§ Exercise directions:
Every line of the listing that contains the word "Snapshot" is to be copied out.

§ Source data:
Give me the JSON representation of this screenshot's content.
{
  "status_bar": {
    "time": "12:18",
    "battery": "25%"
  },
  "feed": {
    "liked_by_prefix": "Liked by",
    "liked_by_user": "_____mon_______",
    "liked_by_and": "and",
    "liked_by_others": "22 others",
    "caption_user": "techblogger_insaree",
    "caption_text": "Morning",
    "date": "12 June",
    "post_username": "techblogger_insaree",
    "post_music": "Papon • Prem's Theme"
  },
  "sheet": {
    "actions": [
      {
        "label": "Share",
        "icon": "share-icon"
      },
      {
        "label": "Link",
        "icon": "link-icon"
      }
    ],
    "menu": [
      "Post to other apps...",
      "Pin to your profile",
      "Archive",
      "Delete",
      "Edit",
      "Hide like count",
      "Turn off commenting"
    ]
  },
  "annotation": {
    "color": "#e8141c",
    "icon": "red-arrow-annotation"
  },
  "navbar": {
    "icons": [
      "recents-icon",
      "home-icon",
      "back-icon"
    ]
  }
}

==

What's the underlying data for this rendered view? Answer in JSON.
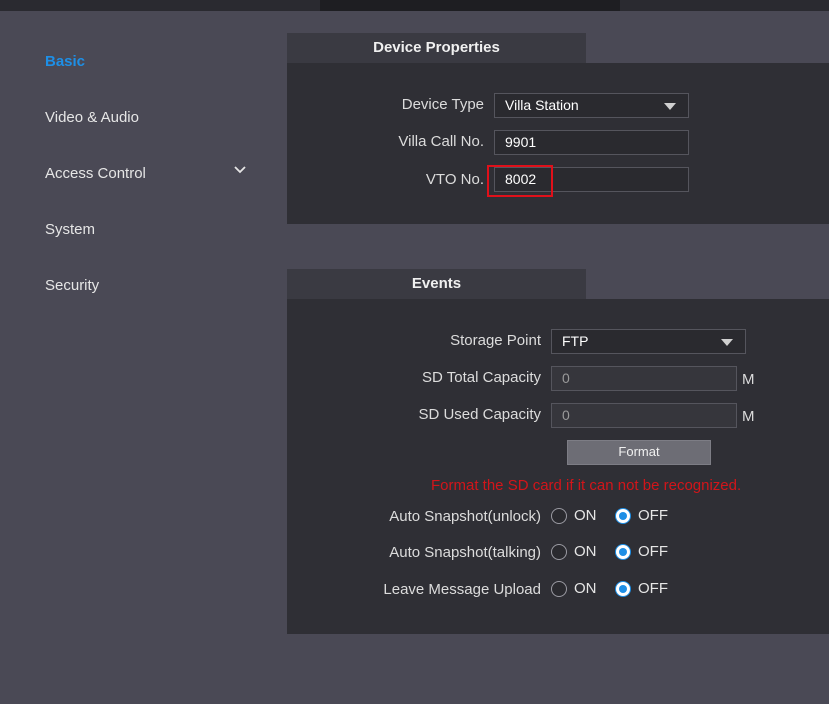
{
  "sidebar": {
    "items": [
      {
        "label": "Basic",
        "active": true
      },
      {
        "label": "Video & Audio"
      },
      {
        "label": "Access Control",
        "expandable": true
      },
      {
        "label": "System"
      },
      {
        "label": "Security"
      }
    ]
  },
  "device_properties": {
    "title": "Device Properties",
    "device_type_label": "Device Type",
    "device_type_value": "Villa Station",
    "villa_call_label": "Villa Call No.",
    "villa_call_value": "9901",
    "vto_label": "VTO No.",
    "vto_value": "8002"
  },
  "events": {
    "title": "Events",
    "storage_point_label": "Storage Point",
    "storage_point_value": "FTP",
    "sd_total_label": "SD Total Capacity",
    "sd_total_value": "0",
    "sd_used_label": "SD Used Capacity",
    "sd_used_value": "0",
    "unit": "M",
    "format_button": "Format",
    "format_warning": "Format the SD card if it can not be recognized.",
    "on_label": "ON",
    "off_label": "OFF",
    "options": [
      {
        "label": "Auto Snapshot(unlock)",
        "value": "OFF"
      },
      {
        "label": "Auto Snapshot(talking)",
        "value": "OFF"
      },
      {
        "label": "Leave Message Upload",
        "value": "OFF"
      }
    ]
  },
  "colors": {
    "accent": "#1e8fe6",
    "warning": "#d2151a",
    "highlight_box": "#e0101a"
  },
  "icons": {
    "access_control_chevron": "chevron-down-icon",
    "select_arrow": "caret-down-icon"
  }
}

§ Final answer:
        "label": "Auto Snapshot(unlock)",
        "label": "Auto Snapshot(talking)",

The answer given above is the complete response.